So we plod forward on a fool's errand in Afghanistan whose purpose has become so obscure that Mr. Obama's team has stopped even trying to explain it. The only alteration is to extend the project into Pakistan where the terrain is even rougher and more hazardous. So we move incrementally to expand our network of bases across Southwest and Central Asia for no apparent reason other than each new location needs a further buffer of protection next door. So we plot to keep a foot in the Iraqi door while the natives are set on forgetting us as a bad memory as soon as possible. So we fulminate against Iran while building up the pressure on all fronts in the face of compelling evidence that the boiler will burst before the Mullah's regime does (witness the Sunni-Shi'ite confrontation that our actions have engendered). So we cultivate the fear among Americans of al-Qaeda the Great Satan so that free floating dread enables these Sisyphusian efforts. Al-Qaeda the omnipresent yet elusive menace to be pursued into the four corners of the earth -- which is exactly what we're doing under Mr. Gates' aegis. Special Forces ply their trade in Somalia, Niger, Chad, Mauretania, Sudan, Yemen, Iraq -- where we underwrote the franchise operation, Kyrgystan, and diverse spots in Southeast Asia. All this herculean effort despite a decade where the only terrorist attempts on the U.S. have been amateurish, half-baked affairs of very limited scope.

So, too, do we invest massively in the assets visualized as vital to victory in Pacific War II against China, thereby unwittingly giving the Chinese the option of simply owning us rather than conquering us -- a sublime anti-war strategy of sort. All of this proceeds on its own momentum, sheer inertia. As a sideline, we pursue a 'war on drugs' in Latin America that similarly devours resources to no avail. We employ many of the same personnel, equipment, doctrines and methods with the same empty results. The one thing the 'war on drugs' does not do is concentrate on the cause of the problem: millions of Americans are addicts whose demand for narcotics ensures that entrepreneurial groups always will be there to jump at the chance to supply them.

America's multidimensional, huge security enterprise has taken on a life of its own. Premises, purposes and alternatives remain unexamined -- as if Truth itself is embedded in our every act and only unbelievers or the stray heretic questions it. Without questions, there are no answers. Without both there is no basis for public judgment to be passed and, ultimately, for accountability. And certainly no scaling down of the national riches spent in the quest for absolute security.
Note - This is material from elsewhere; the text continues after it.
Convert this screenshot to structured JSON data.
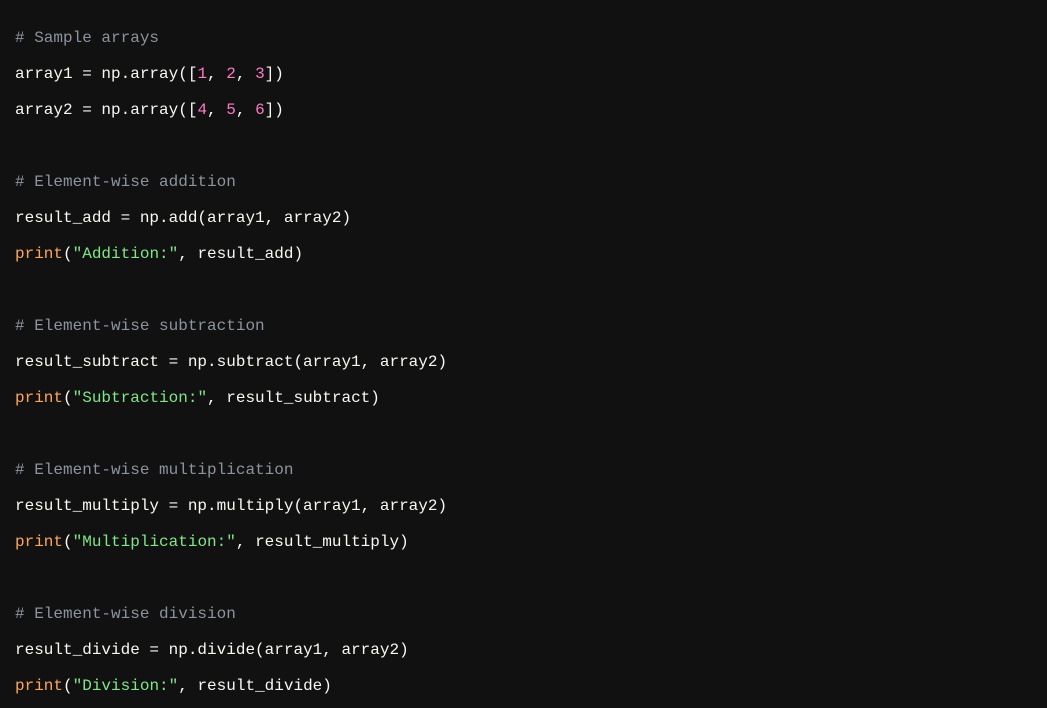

* Let's recognize that Robert Gates has been a visceral hawk throughout his career -- someone who habitually saw grave threats lurking behind every event and an advocate of the hard line. This is a man who in January 1991 (after the fall of the Wall and acceptance of a unified Germany into NATO) declared to NSC colleagues that Mikhail Gorbachev had shown his true colors as a dyed in the wool Bolshie (because of Lithuania). He is so quoted in the book of Condeleezza Rice and Philip Zelikow. Ms Rice, according to her own testimony, nodded agreement with the revised appraisal.